The ten-point system is not the only system of boxing used in professional rings, and the ceilings, or knockouts, are also determined by a different method. In amateur level boxing, the bout is usually longer than it would normally be, and fighters alternate turns in the ring during the bout. This allows the amateur to take full advantage of “rounds,” as there are more round minutes in an amateur fight. A fighter will usually either get a break from the boxing match or go back to the ring five seconds after he has been knocked out. Once a fighter is out of the match, he does not have to wait five seconds before being able to come back into the ring, like he would in a professional ring.
In addition to the regular rounds in amateur boxing, there are speed rounds as well. The rules of this type of boxing differ from those used in regular boxing, as it is less formal and more high-paced. This style of boxing is often mixed with other types of boxing, including guard fighting and stand up fighting, though it is still considered relatively closely linked to traditional boxing. Some of the fighters who use speed in their bouts may not actually specialize in it, but are instead using it in conjunction with another style of fighting. This is especially true with kickboxing, which uses quick attacks and movements to keep opponents on their heels.
Another style of boxing popular among boxers is freestyle, which many fighters adopt to get themselves into the swing phase of the match. Freestyle is when a boxer focuses on what he can do as far as power is concerned, and uses strikes at a distance.
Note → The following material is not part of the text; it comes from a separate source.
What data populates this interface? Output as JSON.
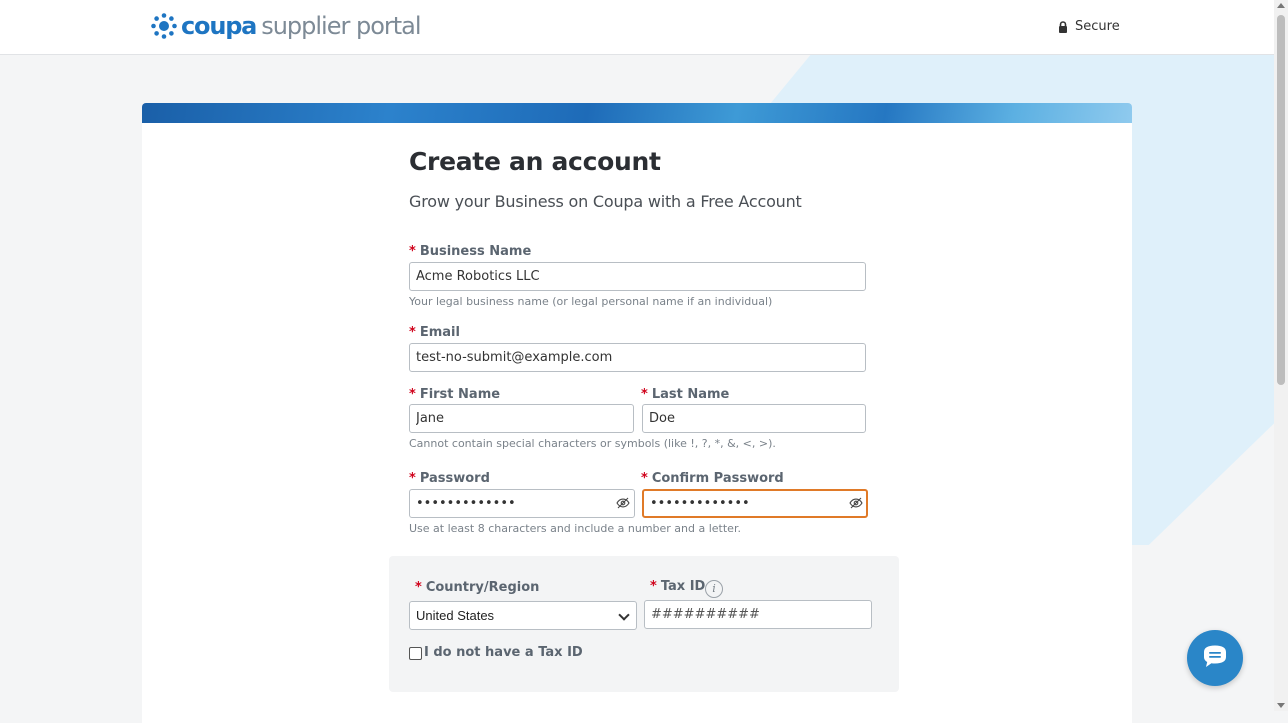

While it is faster paced than some of the other styles of boxing, the main advantage of this style of boxing is that the boxer doesn’t have to worry about being able to defend his punches. If the fight goes to the mat, the referee will step in and try to separate the two fighters so that they can continue the match.